EXERCISE OBJECTIVE — Reproduce each line of the entries that carries "heading".

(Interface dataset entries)
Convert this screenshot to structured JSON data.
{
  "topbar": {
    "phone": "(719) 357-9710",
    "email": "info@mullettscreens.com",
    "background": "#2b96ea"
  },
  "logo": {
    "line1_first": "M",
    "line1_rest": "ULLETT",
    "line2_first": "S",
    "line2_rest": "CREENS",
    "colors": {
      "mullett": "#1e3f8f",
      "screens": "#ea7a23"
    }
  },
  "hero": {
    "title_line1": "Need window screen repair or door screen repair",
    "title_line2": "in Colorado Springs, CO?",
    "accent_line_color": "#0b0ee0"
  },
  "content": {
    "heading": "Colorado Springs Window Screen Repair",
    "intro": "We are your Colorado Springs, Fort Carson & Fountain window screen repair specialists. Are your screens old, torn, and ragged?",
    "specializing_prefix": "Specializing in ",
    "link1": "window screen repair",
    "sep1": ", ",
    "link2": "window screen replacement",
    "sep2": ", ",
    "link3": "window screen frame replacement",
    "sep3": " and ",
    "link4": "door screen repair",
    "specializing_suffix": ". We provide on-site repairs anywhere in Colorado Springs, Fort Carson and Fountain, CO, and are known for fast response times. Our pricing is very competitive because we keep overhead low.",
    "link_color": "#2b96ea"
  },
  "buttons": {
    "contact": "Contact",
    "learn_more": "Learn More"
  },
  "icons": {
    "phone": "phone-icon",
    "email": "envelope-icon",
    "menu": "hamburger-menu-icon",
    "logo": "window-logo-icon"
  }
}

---

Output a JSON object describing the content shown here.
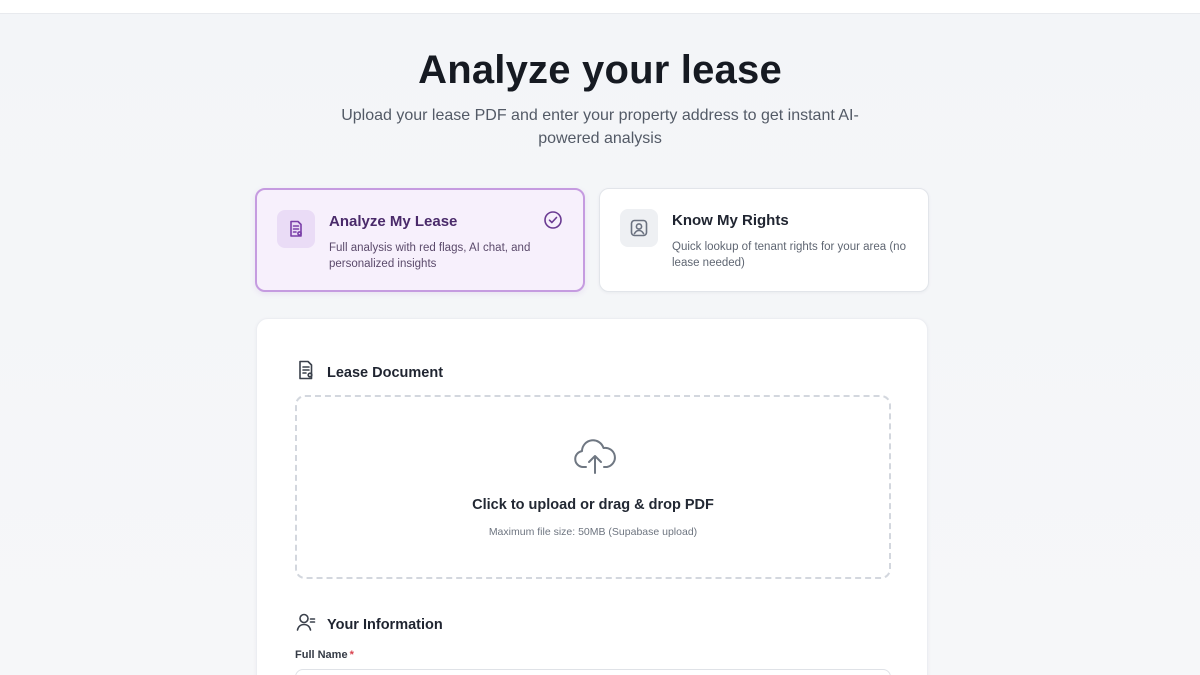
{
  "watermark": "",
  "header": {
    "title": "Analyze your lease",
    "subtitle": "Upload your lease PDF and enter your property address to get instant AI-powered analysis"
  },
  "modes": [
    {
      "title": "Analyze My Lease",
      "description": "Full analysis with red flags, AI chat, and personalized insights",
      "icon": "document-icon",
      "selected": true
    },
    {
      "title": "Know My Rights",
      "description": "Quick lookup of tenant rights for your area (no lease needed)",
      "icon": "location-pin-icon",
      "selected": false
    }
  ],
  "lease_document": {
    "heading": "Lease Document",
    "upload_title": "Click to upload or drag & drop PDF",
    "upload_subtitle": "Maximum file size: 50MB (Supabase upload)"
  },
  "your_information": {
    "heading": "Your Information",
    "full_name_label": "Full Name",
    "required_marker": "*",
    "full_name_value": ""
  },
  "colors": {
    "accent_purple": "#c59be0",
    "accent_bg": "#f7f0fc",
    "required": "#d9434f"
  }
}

FINISHED EXERCISE —
    "heading": "Colorado Springs Window Screen Repair",
    "heading": "Lease Document",
    "heading": "Your Information",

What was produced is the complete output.